Why Ireland, Italy and China preceded Africa

Frick sees hope as Black Sea shipping resumes. “As normalization proceeds, other costs will also come down – such as insurance. Companies have reacted nervously to the dangers of trade routes.”

The recovery in maritime traffic caused prices to fall by around 10%, which was still 16% higher than the level of the previous year.

Brave Commander, a bulk carrier, in the waters off the Turkish coast

The Brave Commander photographed near Istanbul

Some are angered that the Brave Commander is only the first ship to sail to Africa – three weeks after sailing resumed and after ships departed for countries like Turkey, Italy, Turkey and the United States. Ireland and China.

Yet the authorities do not see this as a problem: there are contracts that must be fulfilled.

Stephan von Cramon-Taubadel, a professor of agricultural economics at the University of Göttingen in Germany, told DW it was an indirect offshoot of the trade.

Every ship leaving Ukraine contributes to lower world market prices, allowing bulk suppliers in Africa and the UN to buy more wheat. “First, ships should ship the cargo that has been pre-ordered the longest,” von Cramon-Taubadel said.

Did Russia steal grain from Ukraine?

Shipments resumed after the UN and Turkey reached an agreement each with Ukraine and Russia to guarantee the safe passage of cargo ships from Ukrainian ports and inspections in Istanbul to ensure that ships carry only goods covered by the treaties.

In the early months of Russia’s invasion of Ukraine, grain shipments were impossible due to fighting and sea mines.

Agricultural equipment in a vast wheat field in Ukraine

Ukrainian farmers are harvesting again and need to make room in their granaries

Kyiv accused Moscow of stealing wheat and selling it on the world market as Russian. Local authorities in Russian-occupied areas do not even try to conceal these operations, according to von Cramon-Taubadel.

Transponder data from freighters provides further proof: normally, commercial vessels must disclose their position data at all times – but a remarkable number of Russian ships have turned off their transponders, the agricultural economist said.

“It is technically possible to verify the origin of wheat,” von Cramon-Taubadel said.

But for destination countries, control of origin is far from crucial. “It’s an expensive procedure,” von Cramon-Taubadel said. “And that would thwart trade at a time when we want grain from the Black Sea region to reach its consumers in need as quickly as possible.”

Additionally, the export stream has helped empty granaries for the next harvest: 6 million metric tons need to be evacuated every month, von Cramon-Taubadel said.

Lavrov meets Ugandan President Yoweri Museveni in Entebbe on July 26, 2022

Just days after the grain deal was struck, Russian Foreign Minister Sergey Lavrov visited Uganda and other African states.

More resilience, less dependency

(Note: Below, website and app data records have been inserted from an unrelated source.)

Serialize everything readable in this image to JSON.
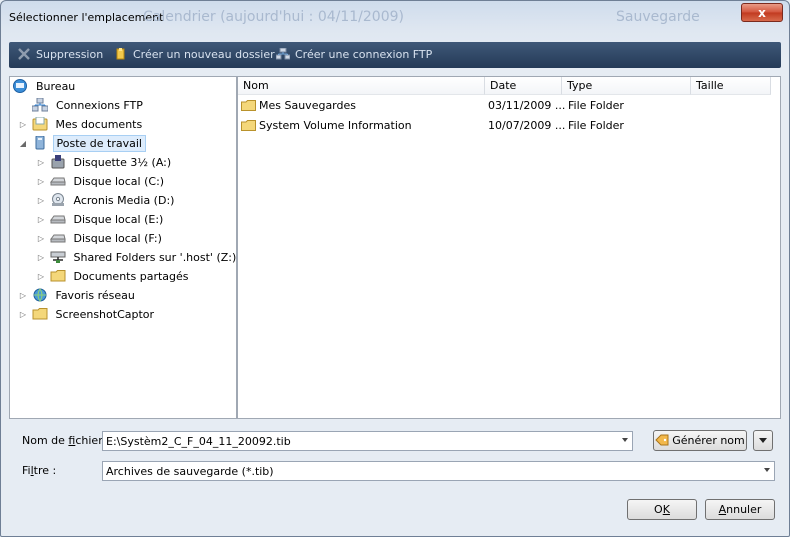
{
  "window": {
    "title": "Sélectionner l'emplacement",
    "ghost_calendar": "Calendrier (aujourd'hui : 04/11/2009)",
    "ghost_backup": "Sauvegarde",
    "close_label": "x"
  },
  "toolbar": {
    "delete_label": "Suppression",
    "new_folder_label": "Créer un nouveau dossier",
    "ftp_label": "Créer une connexion FTP"
  },
  "tree": {
    "items": [
      {
        "label": "Bureau",
        "icon": "desktop-icon"
      },
      {
        "label": "Connexions FTP",
        "icon": "ftp-connections-icon"
      },
      {
        "label": "Mes documents",
        "icon": "documents-icon"
      },
      {
        "label": "Poste de travail",
        "icon": "computer-icon"
      },
      {
        "label": "Disquette 3½ (A:)",
        "icon": "floppy-icon"
      },
      {
        "label": "Disque local (C:)",
        "icon": "hard-drive-icon"
      },
      {
        "label": "Acronis Media (D:)",
        "icon": "cd-drive-icon"
      },
      {
        "label": "Disque local (E:)",
        "icon": "hard-drive-icon"
      },
      {
        "label": "Disque local (F:)",
        "icon": "hard-drive-icon"
      },
      {
        "label": "Shared Folders sur '.host' (Z:)",
        "icon": "network-drive-icon"
      },
      {
        "label": "Documents partagés",
        "icon": "folder-icon"
      },
      {
        "label": "Favoris réseau",
        "icon": "network-icon"
      },
      {
        "label": "ScreenshotCaptor",
        "icon": "folder-icon"
      }
    ]
  },
  "list": {
    "columns": [
      "Nom",
      "Date",
      "Type",
      "Taille"
    ],
    "rows": [
      {
        "name": "Mes Sauvegardes",
        "date": "03/11/2009 ...",
        "type": "File Folder",
        "size": ""
      },
      {
        "name": "System Volume Information",
        "date": "10/07/2009 ...",
        "type": "File Folder",
        "size": ""
      }
    ]
  },
  "form": {
    "filename_label_pre": "Nom de ",
    "filename_label_key": "f",
    "filename_label_post": "ichier :",
    "filename_value": "E:\\Systèm2_C_F_04_11_20092.tib",
    "generate_label": "Générer nom",
    "filter_label_pre": "Fi",
    "filter_label_key": "l",
    "filter_label_post": "tre :",
    "filter_value": "Archives de sauvegarde (*.tib)"
  },
  "buttons": {
    "ok_pre": "O",
    "ok_key": "K",
    "cancel_key": "A",
    "cancel_post": "nnuler"
  }
}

Vutula and other scientists are exploring ways in which African countries can reduce reliance on shipments from outside the continent with vast arable land that has not been used for agriculture.

“As for wheat producing countries in Africa, there are many. But it is not enough to feed all of Africa. For example, some countries like Ethiopia, South Africa, Tanzania and Nigeria already produce wheat, but it is not enough to feed the rest of Africa,” Vutula said.

The demand is all the stronger as the wheat is often used to make bread or pasta. African wheat farmers could increase their yield by using irrigation or heat-resistant seeds. But that may just be a long-term solution.

A man cooks while others watch in Mandazi, Kenya

Wheat is popular in many parts of Africa and often processed

Vutula suggests replacing the missing wheat with endemic cereals and heat-resistant tubers like cassava – which is not as common as it could be. “The product should be appealing to people,” Vutula said. “If cassava is not processed, other countries may not be inclined to use it. It is used in Central and West Africa, but not so much in Southern Africa. If processed, it can be used as a substitute. content, it is 100% nutritious.”

But even cassava is hardly a solution to widespread hunger in Africa. Thus, the eyes of the region turn to the horizon off Djibouti and to possible new deliveries from Ukraine.

This article was originally written in German.